Warning ! The LEDs are in common anodes.

The seconds LED was mounted on two LED supports. These are the same ones I used on the RGB clock. They had been bought on ebay.

The sensors and their amplification:

The clock has two sensors: a light sensor and a temperature sensor.

The light sensor makes it possible to detect a drop in light and to be able to turn off the LEDs at night (to avoid light pollution).

A setting option allows the management of the LED lighting. Three modes are available (see video).

The light sensor used is a photoresistor. It is mounted on a voltage divider bridge then amplified via a non-inverting AOP circuit.

The non-inverting assembly has a gain of 2.

The output of the assembly is connected to an ADC input of the microcontroller.

I’m going to add a setting to the clock so that I can adjust the detection level because it depends on where it is located.

The temperature sensor used is an LM35.

It has been placed opposite the power supplies to avoid disturbing the measurement in case the power supplies heat up.

The non-inverting assembly has a gain of 4.9.

The output of the assembly is connected to an ADC input of the microcontroller.

The sensor output voltage is proportional to the temperature (10mV per ° C).

This assembly can therefore be used for a temperature range from 0 ° to 100 ° C.

The sensors have been mounted with an LED support for their mechanical support. I used the same as on the seconds LED.

 The PSTN circuit:

The RTC (real-time clock) circuit allows real-time clock management. It stores hours, minutes, seconds …

The circuit chosen is a PCF8563 from the manufacturer NXP.

VFD clock of Etienne | October 20, 2019 | VFD2 Tube Clock Project Comments

I present to you my finalized “VFD Clock” project.

Through this article, I will explain the electronic functioning of the clock and the VFD tubes that I used on it.

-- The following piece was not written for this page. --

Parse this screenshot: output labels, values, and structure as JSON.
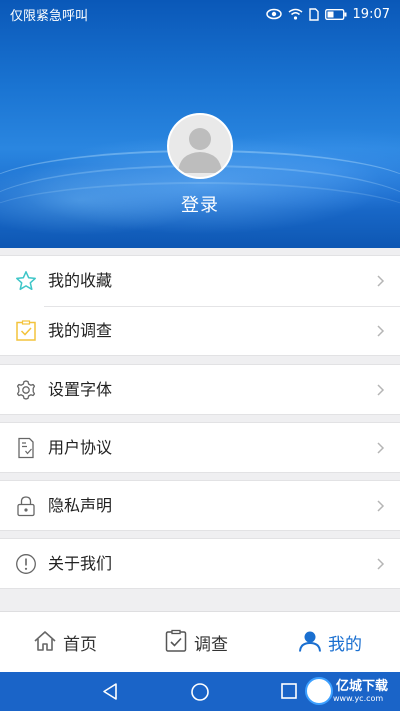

Good reading and see you soon to see the rest of my current projects  

To start, here are some pictures of the set:

1] VFD IV-12 (ИВ-12) tubes:

The VFD (vacuum fluorescent display) tubes that I selected for this clock, are displays that were used in the 80s.

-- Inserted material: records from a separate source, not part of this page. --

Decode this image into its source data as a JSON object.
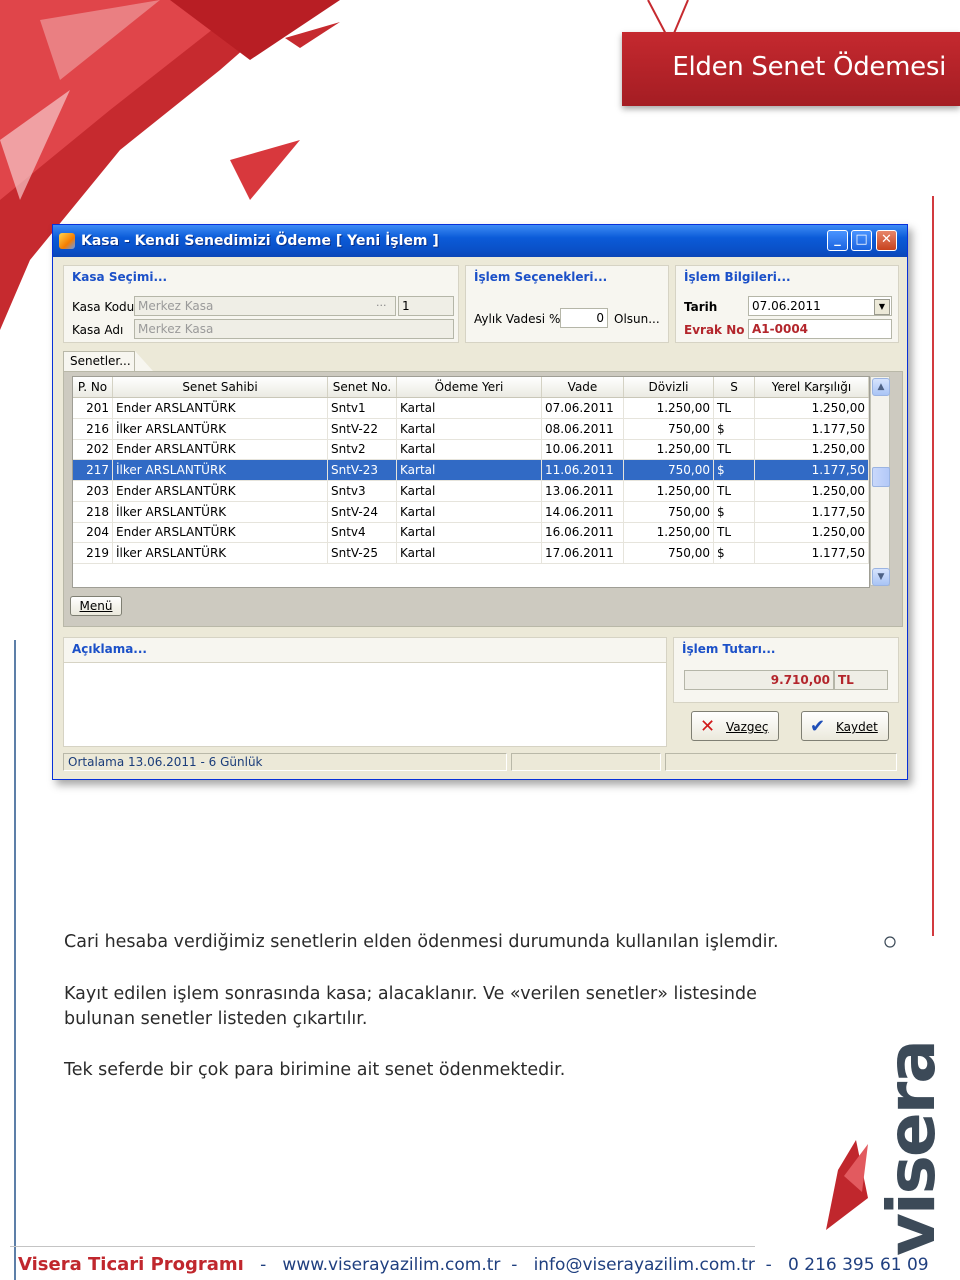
{
  "page": {
    "title": "Elden Senet Ödemesi",
    "description": [
      "Cari hesaba verdiğimiz senetlerin elden ödenmesi durumunda kullanılan işlemdir.",
      "Kayıt edilen işlem sonrasında kasa; alacaklanır. Ve «verilen senetler» listesinde",
      "bulunan senetler listeden çıkartılır.",
      "Tek seferde bir çok para birimine ait senet ödenmektedir."
    ],
    "footer": {
      "brand": "Visera Ticari Programı",
      "separator": "-",
      "website": "www.viserayazilim.com.tr",
      "email": "info@viserayazilim.com.tr",
      "phone": "0 216 395 61 09"
    },
    "logo_text": "visera",
    "colors": {
      "brand_red": "#c0272d",
      "brand_gray": "#3c4a58",
      "accent_blue": "#1b50c8"
    }
  },
  "window": {
    "title": "Kasa - Kendi Senedimizi Ödeme   [ Yeni İşlem ]",
    "controls": {
      "minimize": "_",
      "maximize": "□",
      "close": "✕"
    },
    "kasa_group": {
      "title": "Kasa Seçimi...",
      "kod_label": "Kasa Kodu",
      "kod_value": "Merkez Kasa",
      "kod_lookup": "...",
      "kod_no": "1",
      "adi_label": "Kasa Adı",
      "adi_value": "Merkez Kasa"
    },
    "options_group": {
      "title": "İşlem Seçenekleri...",
      "vade_label": "Aylık Vadesi %",
      "vade_value": "0",
      "olsun_label": "Olsun..."
    },
    "info_group": {
      "title": "İşlem Bilgileri...",
      "tarih_label": "Tarih",
      "tarih_value": "07.06.2011",
      "evrak_label": "Evrak No",
      "evrak_value": "A1-0004"
    },
    "tab_label": "Senetler...",
    "table": {
      "columns": [
        "P. No",
        "Senet Sahibi",
        "Senet No.",
        "Ödeme Yeri",
        "Vade",
        "Dövizli",
        "S",
        "Yerel Karşılığı"
      ],
      "rows": [
        [
          "201",
          "Ender ARSLANTÜRK",
          "Sntv1",
          "Kartal",
          "07.06.2011",
          "1.250,00",
          "TL",
          "1.250,00"
        ],
        [
          "216",
          "İlker ARSLANTÜRK",
          "SntV-22",
          "Kartal",
          "08.06.2011",
          "750,00",
          "$",
          "1.177,50"
        ],
        [
          "202",
          "Ender ARSLANTÜRK",
          "Sntv2",
          "Kartal",
          "10.06.2011",
          "1.250,00",
          "TL",
          "1.250,00"
        ],
        [
          "217",
          "İlker ARSLANTÜRK",
          "SntV-23",
          "Kartal",
          "11.06.2011",
          "750,00",
          "$",
          "1.177,50"
        ],
        [
          "203",
          "Ender ARSLANTÜRK",
          "Sntv3",
          "Kartal",
          "13.06.2011",
          "1.250,00",
          "TL",
          "1.250,00"
        ],
        [
          "218",
          "İlker ARSLANTÜRK",
          "SntV-24",
          "Kartal",
          "14.06.2011",
          "750,00",
          "$",
          "1.177,50"
        ],
        [
          "204",
          "Ender ARSLANTÜRK",
          "Sntv4",
          "Kartal",
          "16.06.2011",
          "1.250,00",
          "TL",
          "1.250,00"
        ],
        [
          "219",
          "İlker ARSLANTÜRK",
          "SntV-25",
          "Kartal",
          "17.06.2011",
          "750,00",
          "$",
          "1.177,50"
        ]
      ],
      "selected_row": 3
    },
    "menu_button": "Menü",
    "aciklama_title": "Açıklama...",
    "tutar_group": {
      "title": "İşlem Tutarı...",
      "amount": "9.710,00",
      "currency": "TL"
    },
    "cancel_button": "Vazgeç",
    "save_button": "Kaydet",
    "status_text": "Ortalama 13.06.2011 - 6 Günlük"
  }
}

They have the particularity of being very resistant to cold. They were used in particular in the USSR.

It gives them a second life and I find them beautiful.

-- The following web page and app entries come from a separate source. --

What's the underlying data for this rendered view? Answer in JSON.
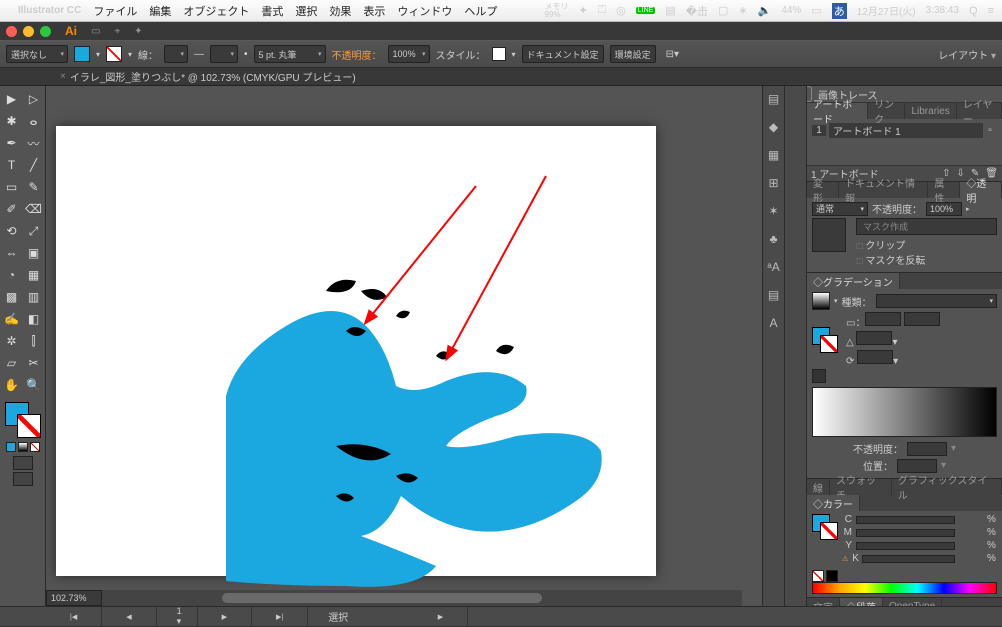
{
  "menubar": {
    "app": "Illustrator CC",
    "items": [
      "ファイル",
      "編集",
      "オブジェクト",
      "書式",
      "選択",
      "効果",
      "表示",
      "ウィンドウ",
      "ヘルプ"
    ],
    "right": {
      "memory": "メモリ\n99%",
      "battery": "44%",
      "date": "12月27日(火)",
      "time": "3:38:43"
    }
  },
  "controlbar": {
    "noselection": "選択なし",
    "stroke_label": "線：",
    "stroke_weight": "5 pt. 丸筆",
    "opacity_label": "不透明度：",
    "opacity": "100%",
    "style_label": "スタイル：",
    "docsetup": "ドキュメント設定",
    "prefs": "環境設定",
    "layout": "レイアウト"
  },
  "tab": {
    "title": "イラレ_図形_塗りつぶし* @ 102.73% (CMYK/GPU プレビュー)"
  },
  "zoom": "102.73%",
  "imagetrace": "画像トレース",
  "panels": {
    "artboard": {
      "tabs": [
        "アートボード",
        "リンク",
        "Libraries",
        "レイヤー"
      ],
      "row": {
        "num": "1",
        "name": "アートボード 1"
      },
      "count": "1 アートボード"
    },
    "transparency": {
      "tabs": [
        "変形",
        "ドキュメント情報",
        "属性",
        "◇透明"
      ],
      "mode": "通常",
      "opacity_label": "不透明度：",
      "opacity": "100%",
      "makemask": "マスク作成",
      "clip": "クリップ",
      "invert": "マスクを反転"
    },
    "gradient": {
      "tabs": [
        "◇グラデーション"
      ],
      "type_label": "種類：",
      "opacity_label": "不透明度：",
      "pos_label": "位置："
    },
    "color": {
      "tabs": [
        "線",
        "スウォッチ",
        "グラフィックスタイル"
      ],
      "tabs2": [
        "◇カラー"
      ],
      "c": "C",
      "m": "M",
      "y": "Y",
      "k": "K",
      "pct": "%"
    },
    "bottom": {
      "tabs": [
        "文字",
        "◇段落",
        "OpenType"
      ]
    }
  },
  "statusbar": {
    "sel": "選択"
  }
}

You can find them for purchase on ebay. Sellers are often found in Russia or Ukraine.

These displays consist of a heated cathode (filament), anodes and a grid. The whole is sealed in a glass envelope where there is a high vacuume.

Their operation is quite similar to a triode (with direct heating). The heated cathode allows the release of its electrons from its support.

The grid makes it possible to favor or restrict the passage of electrons, this in particular makes it possible to be able to make multiplexing.

When the grid and an anode are at positive potential, the electrons strike the fluorescent part of the controlled segment.

2] The electronic card

As mentioned in the previous article, I tested the services of the PCBWay site for manufacturing the PCB.

I had no problem except for the holes in the power connector but I realized that the GERBER was not very clear about it

So I did the drilling with my mini drill (dremel), as it is double-sided no problem to do so.

GERBER files are available at the end of the article.

Photos of the card before and after welding of the components

I made clocks a few years ago with a PCB made by myself.

I provide the files at the end of the article so that you can make it easier


This clock includes:

a PIC18 microcontroller

four VFD tubes

a VFD driver

five LEDs

a PWM LED driver

three power supplies


a backup battery

a light sensor

a temperature sensor

two operational amplifiers

four push buttons

2] Power supplies:

For this application, you must integrate:

a 5V power supply for the microcontroller, the RTC and the operational amplifiers.

1.5V 500mA power supply for VFD cathodes

a 30V 150mA power supply for the anodes and the grid of VFD tubes

The 5V supply is made by a linear regulator in a SOT89 box.

It is not easy to create a 1.5V power supply with an output current of 500mA. This current consumption is due to the power of the 4 cathodes (4 x 110mA max).

I chose to use the MC34063 circuit which is very suitable for doing this. It is configured in “step-down” mounting.

For the 30V power supply, I chose to use the same circuit. It can also be configured in “step-up” mounting.